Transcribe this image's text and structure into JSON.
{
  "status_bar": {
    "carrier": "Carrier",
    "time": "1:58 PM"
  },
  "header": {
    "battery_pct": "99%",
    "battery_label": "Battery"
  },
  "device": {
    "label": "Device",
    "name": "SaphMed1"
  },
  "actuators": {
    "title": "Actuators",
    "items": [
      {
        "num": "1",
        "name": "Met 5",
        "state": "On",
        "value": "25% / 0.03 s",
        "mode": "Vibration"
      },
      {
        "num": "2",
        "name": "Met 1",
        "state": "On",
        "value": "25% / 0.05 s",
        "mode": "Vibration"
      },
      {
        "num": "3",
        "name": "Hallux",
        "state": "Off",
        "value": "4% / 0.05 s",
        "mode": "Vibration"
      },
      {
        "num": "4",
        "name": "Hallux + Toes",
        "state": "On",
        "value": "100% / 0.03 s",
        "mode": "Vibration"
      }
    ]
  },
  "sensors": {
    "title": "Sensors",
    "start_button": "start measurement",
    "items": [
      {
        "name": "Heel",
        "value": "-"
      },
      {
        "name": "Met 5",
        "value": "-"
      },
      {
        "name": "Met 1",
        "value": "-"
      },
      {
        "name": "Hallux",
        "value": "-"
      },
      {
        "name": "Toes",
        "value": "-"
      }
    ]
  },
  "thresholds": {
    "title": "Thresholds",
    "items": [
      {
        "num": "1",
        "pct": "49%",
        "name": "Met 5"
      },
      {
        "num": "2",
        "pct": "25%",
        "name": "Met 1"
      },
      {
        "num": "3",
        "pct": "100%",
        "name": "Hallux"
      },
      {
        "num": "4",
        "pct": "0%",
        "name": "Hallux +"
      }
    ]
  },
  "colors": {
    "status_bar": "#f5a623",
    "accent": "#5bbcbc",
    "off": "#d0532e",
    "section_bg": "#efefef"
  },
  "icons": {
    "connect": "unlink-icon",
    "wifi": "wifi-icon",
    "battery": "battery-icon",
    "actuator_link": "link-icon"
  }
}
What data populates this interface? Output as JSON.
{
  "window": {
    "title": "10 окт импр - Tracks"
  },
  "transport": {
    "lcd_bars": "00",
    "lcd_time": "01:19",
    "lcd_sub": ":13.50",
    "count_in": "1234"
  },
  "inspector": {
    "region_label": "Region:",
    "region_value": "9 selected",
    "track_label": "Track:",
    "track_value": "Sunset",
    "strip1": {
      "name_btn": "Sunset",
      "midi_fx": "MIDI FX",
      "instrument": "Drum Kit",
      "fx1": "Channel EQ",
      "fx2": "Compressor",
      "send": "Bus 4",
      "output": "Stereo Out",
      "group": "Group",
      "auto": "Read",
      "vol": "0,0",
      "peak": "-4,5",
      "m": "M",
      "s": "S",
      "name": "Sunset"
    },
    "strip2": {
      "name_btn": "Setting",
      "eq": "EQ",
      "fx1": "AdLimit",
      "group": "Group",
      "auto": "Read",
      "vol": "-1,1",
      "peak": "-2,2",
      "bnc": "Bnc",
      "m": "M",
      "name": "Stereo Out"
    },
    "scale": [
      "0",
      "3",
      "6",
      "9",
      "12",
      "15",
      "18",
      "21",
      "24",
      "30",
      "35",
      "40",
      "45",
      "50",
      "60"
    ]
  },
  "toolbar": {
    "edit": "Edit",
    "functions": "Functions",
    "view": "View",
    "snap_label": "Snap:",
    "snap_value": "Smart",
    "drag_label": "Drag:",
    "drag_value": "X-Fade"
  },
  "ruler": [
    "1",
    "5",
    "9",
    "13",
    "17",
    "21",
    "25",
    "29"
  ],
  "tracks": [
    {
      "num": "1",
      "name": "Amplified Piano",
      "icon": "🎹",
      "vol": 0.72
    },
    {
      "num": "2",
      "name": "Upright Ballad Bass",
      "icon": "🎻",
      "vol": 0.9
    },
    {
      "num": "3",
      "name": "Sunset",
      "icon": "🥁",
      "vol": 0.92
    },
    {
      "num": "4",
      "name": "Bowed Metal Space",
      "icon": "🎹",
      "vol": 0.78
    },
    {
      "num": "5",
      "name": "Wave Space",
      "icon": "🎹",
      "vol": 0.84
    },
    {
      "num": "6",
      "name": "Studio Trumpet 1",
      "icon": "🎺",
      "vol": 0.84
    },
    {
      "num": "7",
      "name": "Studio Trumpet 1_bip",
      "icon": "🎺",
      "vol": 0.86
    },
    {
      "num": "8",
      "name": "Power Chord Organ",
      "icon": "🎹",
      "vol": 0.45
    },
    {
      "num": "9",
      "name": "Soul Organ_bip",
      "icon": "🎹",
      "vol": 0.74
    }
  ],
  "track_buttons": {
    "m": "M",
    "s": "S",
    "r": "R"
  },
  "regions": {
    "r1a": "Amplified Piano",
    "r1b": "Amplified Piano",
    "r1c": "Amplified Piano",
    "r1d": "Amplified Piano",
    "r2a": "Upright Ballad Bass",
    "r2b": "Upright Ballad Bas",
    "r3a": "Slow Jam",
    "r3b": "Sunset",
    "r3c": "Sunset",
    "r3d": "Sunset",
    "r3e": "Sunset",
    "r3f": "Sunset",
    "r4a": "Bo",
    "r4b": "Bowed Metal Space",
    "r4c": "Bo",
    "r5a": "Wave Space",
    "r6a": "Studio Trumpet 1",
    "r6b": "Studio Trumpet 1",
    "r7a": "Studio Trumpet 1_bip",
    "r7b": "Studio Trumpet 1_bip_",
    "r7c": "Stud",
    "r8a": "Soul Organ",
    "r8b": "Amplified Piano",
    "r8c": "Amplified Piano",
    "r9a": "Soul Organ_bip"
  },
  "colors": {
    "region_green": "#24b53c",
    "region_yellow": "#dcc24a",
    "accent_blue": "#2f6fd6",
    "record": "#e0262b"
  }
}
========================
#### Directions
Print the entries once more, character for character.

#### Written answer
Transcribe this image's text and structure into JSON.
{
  "status_bar": {
    "carrier": "Carrier",
    "time": "1:58 PM"
  },
  "header": {
    "battery_pct": "99%",
    "battery_label": "Battery"
  },
  "device": {
    "label": "Device",
    "name": "SaphMed1"
  },
  "actuators": {
    "title": "Actuators",
    "items": [
      {
        "num": "1",
        "name": "Met 5",
        "state": "On",
        "value": "25% / 0.03 s",
        "mode": "Vibration"
      },
      {
        "num": "2",
        "name": "Met 1",
        "state": "On",
        "value": "25% / 0.05 s",
        "mode": "Vibration"
      },
      {
        "num": "3",
        "name": "Hallux",
        "state": "Off",
        "value": "4% / 0.05 s",
        "mode": "Vibration"
      },
      {
        "num": "4",
        "name": "Hallux + Toes",
        "state": "On",
        "value": "100% / 0.03 s",
        "mode": "Vibration"
      }
    ]
  },
  "sensors": {
    "title": "Sensors",
    "start_button": "start measurement",
    "items": [
      {
        "name": "Heel",
        "value": "-"
      },
      {
        "name": "Met 5",
        "value": "-"
      },
      {
        "name": "Met 1",
        "value": "-"
      },
      {
        "name": "Hallux",
        "value": "-"
      },
      {
        "name": "Toes",
        "value": "-"
      }
    ]
  },
  "thresholds": {
    "title": "Thresholds",
    "items": [
      {
        "num": "1",
        "pct": "49%",
        "name": "Met 5"
      },
      {
        "num": "2",
        "pct": "25%",
        "name": "Met 1"
      },
      {
        "num": "3",
        "pct": "100%",
        "name": "Hallux"
      },
      {
        "num": "4",
        "pct": "0%",
        "name": "Hallux +"
      }
    ]
  },
  "colors": {
    "status_bar": "#f5a623",
    "accent": "#5bbcbc",
    "off": "#d0532e",
    "section_bg": "#efefef"
  },
  "icons": {
    "connect": "unlink-icon",
    "wifi": "wifi-icon",
    "battery": "battery-icon",
    "actuator_link": "link-icon"
  }
}
What data populates this interface? Output as JSON.
{
  "window": {
    "title": "10 окт импр - Tracks"
  },
  "transport": {
    "lcd_bars": "00",
    "lcd_time": "01:19",
    "lcd_sub": ":13.50",
    "count_in": "1234"
  },
  "inspector": {
    "region_label": "Region:",
    "region_value": "9 selected",
    "track_label": "Track:",
    "track_value": "Sunset",
    "strip1": {
      "name_btn": "Sunset",
      "midi_fx": "MIDI FX",
      "instrument": "Drum Kit",
      "fx1": "Channel EQ",
      "fx2": "Compressor",
      "send": "Bus 4",
      "output": "Stereo Out",
      "group": "Group",
      "auto": "Read",
      "vol": "0,0",
      "peak": "-4,5",
      "m": "M",
      "s": "S",
      "name": "Sunset"
    },
    "strip2": {
      "name_btn": "Setting",
      "eq": "EQ",
      "fx1": "AdLimit",
      "group": "Group",
      "auto": "Read",
      "vol": "-1,1",
      "peak": "-2,2",
      "bnc": "Bnc",
      "m": "M",
      "name": "Stereo Out"
    },
    "scale": [
      "0",
      "3",
      "6",
      "9",
      "12",
      "15",
      "18",
      "21",
      "24",
      "30",
      "35",
      "40",
      "45",
      "50",
      "60"
    ]
  },
  "toolbar": {
    "edit": "Edit",
    "functions": "Functions",
    "view": "View",
    "snap_label": "Snap:",
    "snap_value": "Smart",
    "drag_label": "Drag:",
    "drag_value": "X-Fade"
  },
  "ruler": [
    "1",
    "5",
    "9",
    "13",
    "17",
    "21",
    "25",
    "29"
  ],
  "tracks": [
    {
      "num": "1",
      "name": "Amplified Piano",
      "icon": "🎹",
      "vol": 0.72
    },
    {
      "num": "2",
      "name": "Upright Ballad Bass",
      "icon": "🎻",
      "vol": 0.9
    },
    {
      "num": "3",
      "name": "Sunset",
      "icon": "🥁",
      "vol": 0.92
    },
    {
      "num": "4",
      "name": "Bowed Metal Space",
      "icon": "🎹",
      "vol": 0.78
    },
    {
      "num": "5",
      "name": "Wave Space",
      "icon": "🎹",
      "vol": 0.84
    },
    {
      "num": "6",
      "name": "Studio Trumpet 1",
      "icon": "🎺",
      "vol": 0.84
    },
    {
      "num": "7",
      "name": "Studio Trumpet 1_bip",
      "icon": "🎺",
      "vol": 0.86
    },
    {
      "num": "8",
      "name": "Power Chord Organ",
      "icon": "🎹",
      "vol": 0.45
    },
    {
      "num": "9",
      "name": "Soul Organ_bip",
      "icon": "🎹",
      "vol": 0.74
    }
  ],
  "track_buttons": {
    "m": "M",
    "s": "S",
    "r": "R"
  },
  "regions": {
    "r1a": "Amplified Piano",
    "r1b": "Amplified Piano",
    "r1c": "Amplified Piano",
    "r1d": "Amplified Piano",
    "r2a": "Upright Ballad Bass",
    "r2b": "Upright Ballad Bas",
    "r3a": "Slow Jam",
    "r3b": "Sunset",
    "r3c": "Sunset",
    "r3d": "Sunset",
    "r3e": "Sunset",
    "r3f": "Sunset",
    "r4a": "Bo",
    "r4b": "Bowed Metal Space",
    "r4c": "Bo",
    "r5a": "Wave Space",
    "r6a": "Studio Trumpet 1",
    "r6b": "Studio Trumpet 1",
    "r7a": "Studio Trumpet 1_bip",
    "r7b": "Studio Trumpet 1_bip_",
    "r7c": "Stud",
    "r8a": "Soul Organ",
    "r8b": "Amplified Piano",
    "r8c": "Amplified Piano",
    "r9a": "Soul Organ_bip"
  },
  "colors": {
    "region_green": "#24b53c",
    "region_yellow": "#dcc24a",
    "accent_blue": "#2f6fd6",
    "record": "#e0262b"
  }
}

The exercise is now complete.